[Records excerpted from a collection]
----------
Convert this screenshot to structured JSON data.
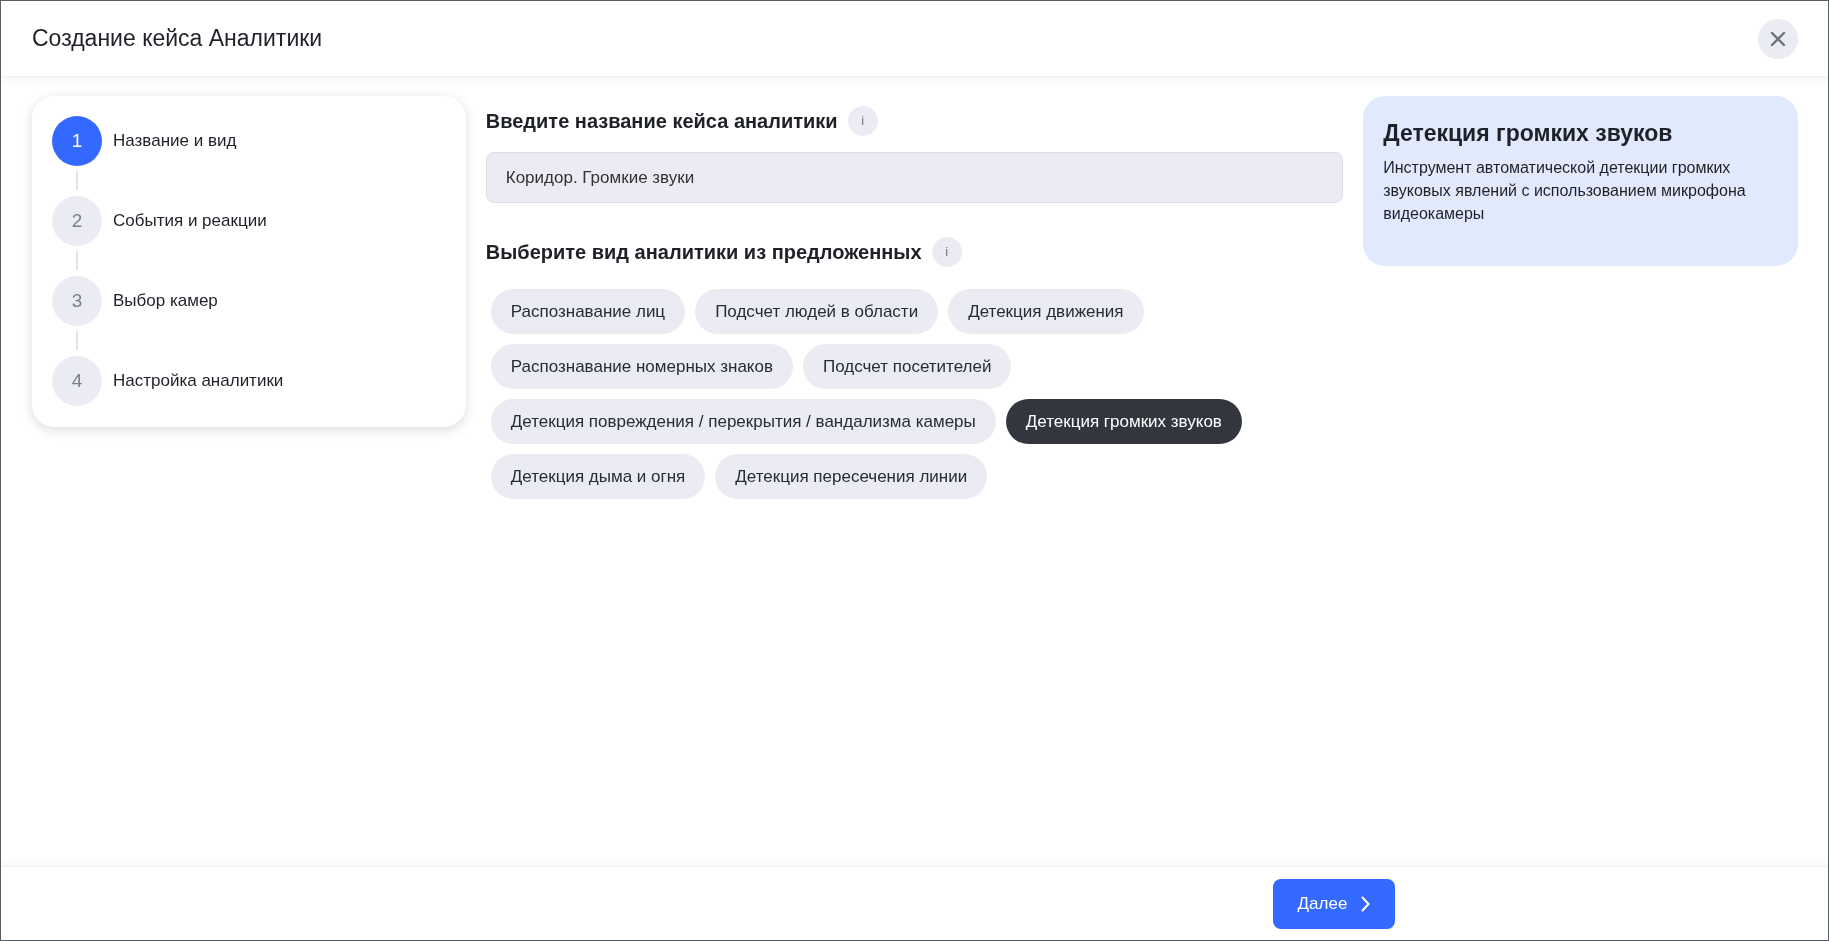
{
  "window": {
    "title": "Создание кейса Аналитики"
  },
  "steps": [
    {
      "number": "1",
      "label": "Название и вид",
      "selected": true
    },
    {
      "number": "2",
      "label": "События и реакции",
      "selected": false
    },
    {
      "number": "3",
      "label": "Выбор камер",
      "selected": false
    },
    {
      "number": "4",
      "label": "Настройка аналитики",
      "selected": false
    }
  ],
  "name_section": {
    "heading": "Введите название кейса аналитики",
    "info": "i",
    "value": "Коридор. Громкие звуки"
  },
  "type_section": {
    "heading": "Выберите вид аналитики из предложенных",
    "info": "i"
  },
  "analytics_types": [
    {
      "label": "Распознавание лиц",
      "selected": false
    },
    {
      "label": "Подсчет людей в области",
      "selected": false
    },
    {
      "label": "Детекция движения",
      "selected": false
    },
    {
      "label": "Распознавание номерных знаков",
      "selected": false
    },
    {
      "label": "Подсчет посетителей",
      "selected": false
    },
    {
      "label": "Детекция повреждения / перекрытия / вандализма камеры",
      "selected": false
    },
    {
      "label": "Детекция громких звуков",
      "selected": true
    },
    {
      "label": "Детекция дыма и огня",
      "selected": false
    },
    {
      "label": "Детекция пересечения линии",
      "selected": false
    }
  ],
  "description": {
    "title": "Детекция громких звуков",
    "text": "Инструмент автоматической детекции громких звуковых явлений с использованием микрофона видеокамеры"
  },
  "footer": {
    "next_button": "Далее"
  }
}
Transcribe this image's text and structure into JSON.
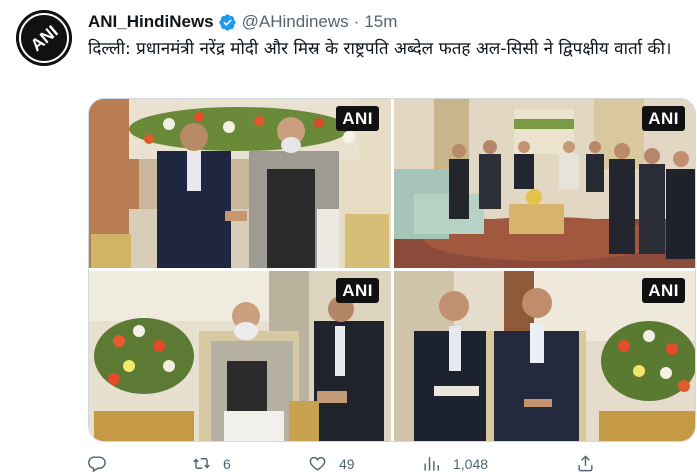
{
  "author": {
    "avatar_text": "ANI",
    "name": "ANI_HindiNews",
    "handle": "@AHindinews",
    "separator": "·",
    "time": "15m"
  },
  "tweet": {
    "text": "दिल्ली: प्रधानमंत्री नरेंद्र मोदी और मिस्र के राष्ट्रपति अब्देल फतह अल-सिसी ने द्विपक्षीय वार्ता की।"
  },
  "media": {
    "watermark": "ANI",
    "photos": [
      {
        "name": "photo-handshake"
      },
      {
        "name": "photo-delegation-room"
      },
      {
        "name": "photo-modi-seated"
      },
      {
        "name": "photo-sisi-seated"
      }
    ]
  },
  "actions": {
    "reply": {
      "icon": "reply-icon",
      "count": ""
    },
    "retweet": {
      "icon": "retweet-icon",
      "count": "6"
    },
    "like": {
      "icon": "heart-icon",
      "count": "49"
    },
    "views": {
      "icon": "views-icon",
      "count": "1,048"
    },
    "share": {
      "icon": "share-icon",
      "count": ""
    }
  },
  "colors": {
    "text": "#0f1419",
    "secondary": "#536471",
    "verified": "#1d9bf0",
    "border": "#cfd9de"
  }
}
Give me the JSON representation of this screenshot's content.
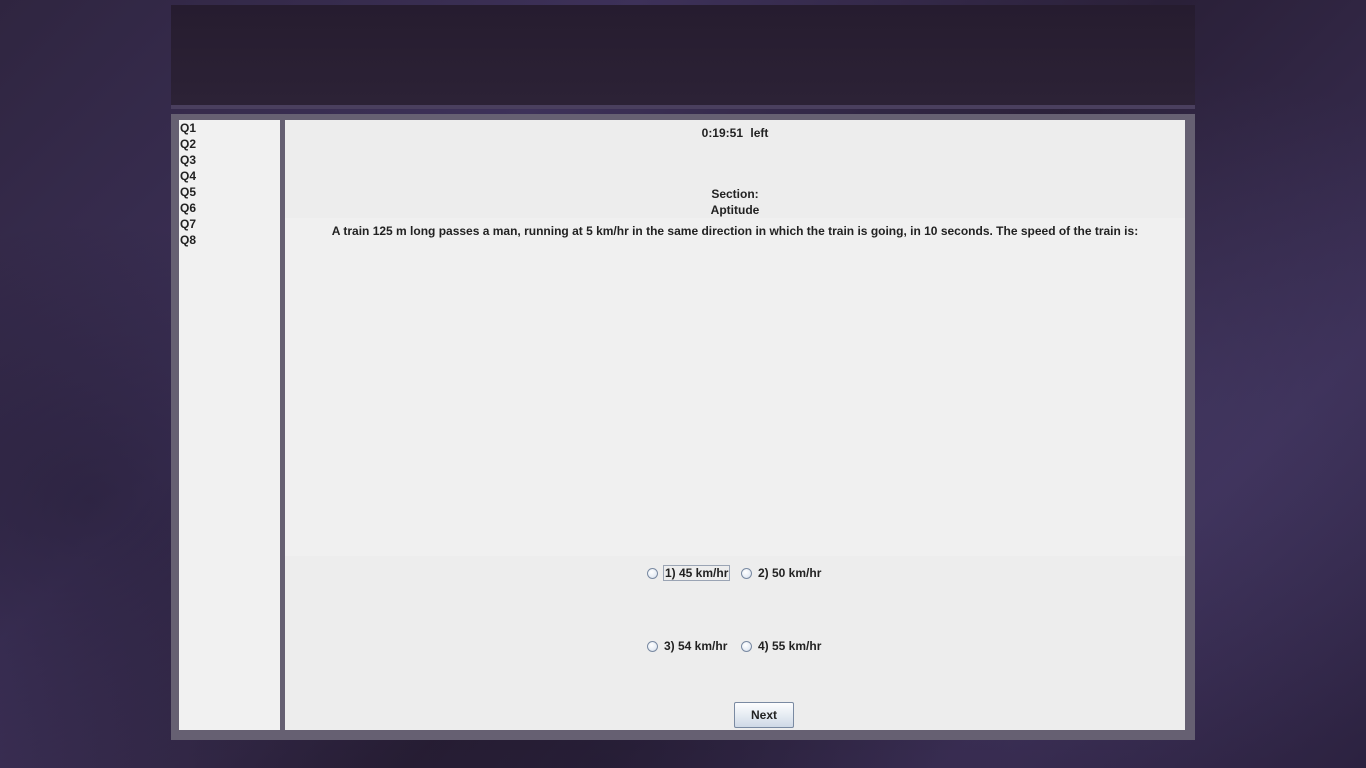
{
  "sidebar": {
    "questions": [
      "Q1",
      "Q2",
      "Q3",
      "Q4",
      "Q5",
      "Q6",
      "Q7",
      "Q8"
    ]
  },
  "timer": {
    "value": "0:19:51",
    "suffix": "left"
  },
  "section": {
    "label": "Section:",
    "name": "Aptitude"
  },
  "question": {
    "text": "A train 125 m long passes a man, running at 5 km/hr in the same direction in which the train is going, in 10 seconds. The speed of the train is:"
  },
  "options": [
    {
      "label": "1) 45 km/hr",
      "selected": false,
      "focused": true
    },
    {
      "label": "2) 50 km/hr",
      "selected": false,
      "focused": false
    },
    {
      "label": "3) 54 km/hr",
      "selected": false,
      "focused": false
    },
    {
      "label": "4) 55 km/hr",
      "selected": false,
      "focused": false
    }
  ],
  "navigation": {
    "next_label": "Next"
  }
}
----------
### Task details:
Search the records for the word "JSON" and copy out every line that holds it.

### Your solution:
Convert this screenshot to structured JSON data.
Transcribe this image's text and structure into JSON.
Give me the JSON representation of this screenshot's content.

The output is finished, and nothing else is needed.